» DATA LISTING

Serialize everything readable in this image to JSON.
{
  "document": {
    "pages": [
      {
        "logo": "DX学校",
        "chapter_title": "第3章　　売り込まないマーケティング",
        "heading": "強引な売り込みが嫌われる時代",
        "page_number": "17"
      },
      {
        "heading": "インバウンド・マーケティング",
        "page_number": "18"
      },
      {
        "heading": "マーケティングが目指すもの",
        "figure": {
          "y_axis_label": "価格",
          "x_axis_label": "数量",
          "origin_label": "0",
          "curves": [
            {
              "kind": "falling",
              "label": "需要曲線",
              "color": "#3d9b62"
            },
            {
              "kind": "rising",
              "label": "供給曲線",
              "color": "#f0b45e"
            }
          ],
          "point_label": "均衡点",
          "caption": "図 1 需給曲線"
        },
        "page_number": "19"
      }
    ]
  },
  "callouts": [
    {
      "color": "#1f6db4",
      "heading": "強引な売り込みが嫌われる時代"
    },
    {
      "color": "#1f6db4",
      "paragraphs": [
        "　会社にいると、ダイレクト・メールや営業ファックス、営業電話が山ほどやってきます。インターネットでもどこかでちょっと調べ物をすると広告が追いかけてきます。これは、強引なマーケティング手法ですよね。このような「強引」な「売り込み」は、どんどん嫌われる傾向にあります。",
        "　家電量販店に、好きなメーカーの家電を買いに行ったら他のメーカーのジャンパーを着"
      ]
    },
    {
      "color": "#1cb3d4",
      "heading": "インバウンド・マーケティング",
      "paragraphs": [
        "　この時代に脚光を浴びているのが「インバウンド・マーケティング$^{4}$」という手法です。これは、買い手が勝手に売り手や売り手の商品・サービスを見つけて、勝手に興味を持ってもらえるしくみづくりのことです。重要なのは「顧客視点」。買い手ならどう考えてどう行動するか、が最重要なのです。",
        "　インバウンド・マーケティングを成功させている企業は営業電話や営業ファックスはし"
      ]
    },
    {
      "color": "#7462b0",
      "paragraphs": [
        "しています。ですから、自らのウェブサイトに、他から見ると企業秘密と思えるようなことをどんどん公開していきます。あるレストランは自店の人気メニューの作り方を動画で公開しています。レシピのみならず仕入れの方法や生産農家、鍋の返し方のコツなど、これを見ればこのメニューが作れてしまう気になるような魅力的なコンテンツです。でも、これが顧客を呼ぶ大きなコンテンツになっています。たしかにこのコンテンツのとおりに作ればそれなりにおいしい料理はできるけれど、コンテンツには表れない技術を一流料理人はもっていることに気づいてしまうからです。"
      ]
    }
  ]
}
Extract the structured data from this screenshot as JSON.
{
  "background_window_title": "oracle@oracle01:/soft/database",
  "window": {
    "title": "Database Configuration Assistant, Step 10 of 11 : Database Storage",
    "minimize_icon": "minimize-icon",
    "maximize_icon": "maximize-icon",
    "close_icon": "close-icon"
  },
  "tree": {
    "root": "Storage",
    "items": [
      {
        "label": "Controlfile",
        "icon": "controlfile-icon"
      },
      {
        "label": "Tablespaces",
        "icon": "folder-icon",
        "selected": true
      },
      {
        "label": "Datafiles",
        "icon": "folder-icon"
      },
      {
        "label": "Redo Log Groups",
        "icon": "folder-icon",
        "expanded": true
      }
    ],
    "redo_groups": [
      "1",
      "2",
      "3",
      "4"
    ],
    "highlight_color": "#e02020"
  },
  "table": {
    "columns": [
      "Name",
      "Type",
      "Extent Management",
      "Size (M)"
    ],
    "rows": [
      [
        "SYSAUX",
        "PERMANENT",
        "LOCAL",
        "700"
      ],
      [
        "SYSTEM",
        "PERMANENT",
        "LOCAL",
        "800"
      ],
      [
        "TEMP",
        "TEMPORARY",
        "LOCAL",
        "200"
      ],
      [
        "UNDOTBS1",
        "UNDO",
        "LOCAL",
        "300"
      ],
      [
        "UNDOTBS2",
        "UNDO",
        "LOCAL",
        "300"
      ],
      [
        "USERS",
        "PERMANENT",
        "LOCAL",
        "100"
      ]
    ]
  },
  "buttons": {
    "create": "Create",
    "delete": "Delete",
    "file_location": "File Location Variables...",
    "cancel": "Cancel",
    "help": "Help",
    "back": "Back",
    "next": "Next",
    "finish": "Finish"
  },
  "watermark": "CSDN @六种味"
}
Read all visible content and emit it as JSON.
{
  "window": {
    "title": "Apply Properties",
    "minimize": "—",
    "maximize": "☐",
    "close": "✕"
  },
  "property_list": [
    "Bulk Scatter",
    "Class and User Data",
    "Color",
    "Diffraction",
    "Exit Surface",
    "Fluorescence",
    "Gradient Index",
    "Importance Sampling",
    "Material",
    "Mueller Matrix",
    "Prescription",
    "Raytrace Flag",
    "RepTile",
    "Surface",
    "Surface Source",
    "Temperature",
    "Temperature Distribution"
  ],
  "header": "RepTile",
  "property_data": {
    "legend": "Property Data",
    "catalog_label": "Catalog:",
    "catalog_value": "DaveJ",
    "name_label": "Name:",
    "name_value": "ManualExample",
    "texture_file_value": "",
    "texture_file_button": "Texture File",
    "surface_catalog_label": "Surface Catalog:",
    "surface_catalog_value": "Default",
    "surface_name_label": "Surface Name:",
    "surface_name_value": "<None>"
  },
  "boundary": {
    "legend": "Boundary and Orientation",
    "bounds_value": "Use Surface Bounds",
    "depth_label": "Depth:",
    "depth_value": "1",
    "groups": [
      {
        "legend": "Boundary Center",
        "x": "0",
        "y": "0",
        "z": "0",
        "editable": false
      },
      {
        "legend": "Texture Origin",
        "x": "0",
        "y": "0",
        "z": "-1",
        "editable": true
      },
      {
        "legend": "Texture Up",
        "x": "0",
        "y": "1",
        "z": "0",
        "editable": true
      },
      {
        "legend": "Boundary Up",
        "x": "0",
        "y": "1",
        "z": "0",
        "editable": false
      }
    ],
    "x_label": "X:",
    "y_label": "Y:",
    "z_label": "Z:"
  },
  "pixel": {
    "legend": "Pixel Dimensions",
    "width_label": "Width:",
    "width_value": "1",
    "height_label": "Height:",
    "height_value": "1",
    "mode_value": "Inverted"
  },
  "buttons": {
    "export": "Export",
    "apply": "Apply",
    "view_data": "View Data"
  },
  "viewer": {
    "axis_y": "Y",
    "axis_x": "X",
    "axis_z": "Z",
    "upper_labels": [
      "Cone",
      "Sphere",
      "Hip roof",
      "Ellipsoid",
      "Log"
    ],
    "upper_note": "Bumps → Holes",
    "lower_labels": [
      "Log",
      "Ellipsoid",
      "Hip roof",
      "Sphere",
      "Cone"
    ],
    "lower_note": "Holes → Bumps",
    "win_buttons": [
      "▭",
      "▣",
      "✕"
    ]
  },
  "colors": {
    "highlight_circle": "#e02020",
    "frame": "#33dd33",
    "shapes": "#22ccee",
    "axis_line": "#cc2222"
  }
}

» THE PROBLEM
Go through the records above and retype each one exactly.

» TASK OUTPUT
Serialize everything readable in this image to JSON.
{
  "document": {
    "pages": [
      {
        "logo": "DX学校",
        "chapter_title": "第3章　　売り込まないマーケティング",
        "heading": "強引な売り込みが嫌われる時代",
        "page_number": "17"
      },
      {
        "heading": "インバウンド・マーケティング",
        "page_number": "18"
      },
      {
        "heading": "マーケティングが目指すもの",
        "figure": {
          "y_axis_label": "価格",
          "x_axis_label": "数量",
          "origin_label": "0",
          "curves": [
            {
              "kind": "falling",
              "label": "需要曲線",
              "color": "#3d9b62"
            },
            {
              "kind": "rising",
              "label": "供給曲線",
              "color": "#f0b45e"
            }
          ],
          "point_label": "均衡点",
          "caption": "図 1 需給曲線"
        },
        "page_number": "19"
      }
    ]
  },
  "callouts": [
    {
      "color": "#1f6db4",
      "heading": "強引な売り込みが嫌われる時代"
    },
    {
      "color": "#1f6db4",
      "paragraphs": [
        "　会社にいると、ダイレクト・メールや営業ファックス、営業電話が山ほどやってきます。インターネットでもどこかでちょっと調べ物をすると広告が追いかけてきます。これは、強引なマーケティング手法ですよね。このような「強引」な「売り込み」は、どんどん嫌われる傾向にあります。",
        "　家電量販店に、好きなメーカーの家電を買いに行ったら他のメーカーのジャンパーを着"
      ]
    },
    {
      "color": "#1cb3d4",
      "heading": "インバウンド・マーケティング",
      "paragraphs": [
        "　この時代に脚光を浴びているのが「インバウンド・マーケティング$^{4}$」という手法です。これは、買い手が勝手に売り手や売り手の商品・サービスを見つけて、勝手に興味を持ってもらえるしくみづくりのことです。重要なのは「顧客視点」。買い手ならどう考えてどう行動するか、が最重要なのです。",
        "　インバウンド・マーケティングを成功させている企業は営業電話や営業ファックスはし"
      ]
    },
    {
      "color": "#7462b0",
      "paragraphs": [
        "しています。ですから、自らのウェブサイトに、他から見ると企業秘密と思えるようなことをどんどん公開していきます。あるレストランは自店の人気メニューの作り方を動画で公開しています。レシピのみならず仕入れの方法や生産農家、鍋の返し方のコツなど、これを見ればこのメニューが作れてしまう気になるような魅力的なコンテンツです。でも、これが顧客を呼ぶ大きなコンテンツになっています。たしかにこのコンテンツのとおりに作ればそれなりにおいしい料理はできるけれど、コンテンツには表れない技術を一流料理人はもっていることに気づいてしまうからです。"
      ]
    }
  ]
}
Extract the structured data from this screenshot as JSON.
{
  "background_window_title": "oracle@oracle01:/soft/database",
  "window": {
    "title": "Database Configuration Assistant, Step 10 of 11 : Database Storage",
    "minimize_icon": "minimize-icon",
    "maximize_icon": "maximize-icon",
    "close_icon": "close-icon"
  },
  "tree": {
    "root": "Storage",
    "items": [
      {
        "label": "Controlfile",
        "icon": "controlfile-icon"
      },
      {
        "label": "Tablespaces",
        "icon": "folder-icon",
        "selected": true
      },
      {
        "label": "Datafiles",
        "icon": "folder-icon"
      },
      {
        "label": "Redo Log Groups",
        "icon": "folder-icon",
        "expanded": true
      }
    ],
    "redo_groups": [
      "1",
      "2",
      "3",
      "4"
    ],
    "highlight_color": "#e02020"
  },
  "table": {
    "columns": [
      "Name",
      "Type",
      "Extent Management",
      "Size (M)"
    ],
    "rows": [
      [
        "SYSAUX",
        "PERMANENT",
        "LOCAL",
        "700"
      ],
      [
        "SYSTEM",
        "PERMANENT",
        "LOCAL",
        "800"
      ],
      [
        "TEMP",
        "TEMPORARY",
        "LOCAL",
        "200"
      ],
      [
        "UNDOTBS1",
        "UNDO",
        "LOCAL",
        "300"
      ],
      [
        "UNDOTBS2",
        "UNDO",
        "LOCAL",
        "300"
      ],
      [
        "USERS",
        "PERMANENT",
        "LOCAL",
        "100"
      ]
    ]
  },
  "buttons": {
    "create": "Create",
    "delete": "Delete",
    "file_location": "File Location Variables...",
    "cancel": "Cancel",
    "help": "Help",
    "back": "Back",
    "next": "Next",
    "finish": "Finish"
  },
  "watermark": "CSDN @六种味"
}
Read all visible content and emit it as JSON.
{
  "window": {
    "title": "Apply Properties",
    "minimize": "—",
    "maximize": "☐",
    "close": "✕"
  },
  "property_list": [
    "Bulk Scatter",
    "Class and User Data",
    "Color",
    "Diffraction",
    "Exit Surface",
    "Fluorescence",
    "Gradient Index",
    "Importance Sampling",
    "Material",
    "Mueller Matrix",
    "Prescription",
    "Raytrace Flag",
    "RepTile",
    "Surface",
    "Surface Source",
    "Temperature",
    "Temperature Distribution"
  ],
  "header": "RepTile",
  "property_data": {
    "legend": "Property Data",
    "catalog_label": "Catalog:",
    "catalog_value": "DaveJ",
    "name_label": "Name:",
    "name_value": "ManualExample",
    "texture_file_value": "",
    "texture_file_button": "Texture File",
    "surface_catalog_label": "Surface Catalog:",
    "surface_catalog_value": "Default",
    "surface_name_label": "Surface Name:",
    "surface_name_value": "<None>"
  },
  "boundary": {
    "legend": "Boundary and Orientation",
    "bounds_value": "Use Surface Bounds",
    "depth_label": "Depth:",
    "depth_value": "1",
    "groups": [
      {
        "legend": "Boundary Center",
        "x": "0",
        "y": "0",
        "z": "0",
        "editable": false
      },
      {
        "legend": "Texture Origin",
        "x": "0",
        "y": "0",
        "z": "-1",
        "editable": true
      },
      {
        "legend": "Texture Up",
        "x": "0",
        "y": "1",
        "z": "0",
        "editable": true
      },
      {
        "legend": "Boundary Up",
        "x": "0",
        "y": "1",
        "z": "0",
        "editable": false
      }
    ],
    "x_label": "X:",
    "y_label": "Y:",
    "z_label": "Z:"
  },
  "pixel": {
    "legend": "Pixel Dimensions",
    "width_label": "Width:",
    "width_value": "1",
    "height_label": "Height:",
    "height_value": "1",
    "mode_value": "Inverted"
  },
  "buttons": {
    "export": "Export",
    "apply": "Apply",
    "view_data": "View Data"
  },
  "viewer": {
    "axis_y": "Y",
    "axis_x": "X",
    "axis_z": "Z",
    "upper_labels": [
      "Cone",
      "Sphere",
      "Hip roof",
      "Ellipsoid",
      "Log"
    ],
    "upper_note": "Bumps → Holes",
    "lower_labels": [
      "Log",
      "Ellipsoid",
      "Hip roof",
      "Sphere",
      "Cone"
    ],
    "lower_note": "Holes → Bumps",
    "win_buttons": [
      "▭",
      "▣",
      "✕"
    ]
  },
  "colors": {
    "highlight_circle": "#e02020",
    "frame": "#33dd33",
    "shapes": "#22ccee",
    "axis_line": "#cc2222"
  }
}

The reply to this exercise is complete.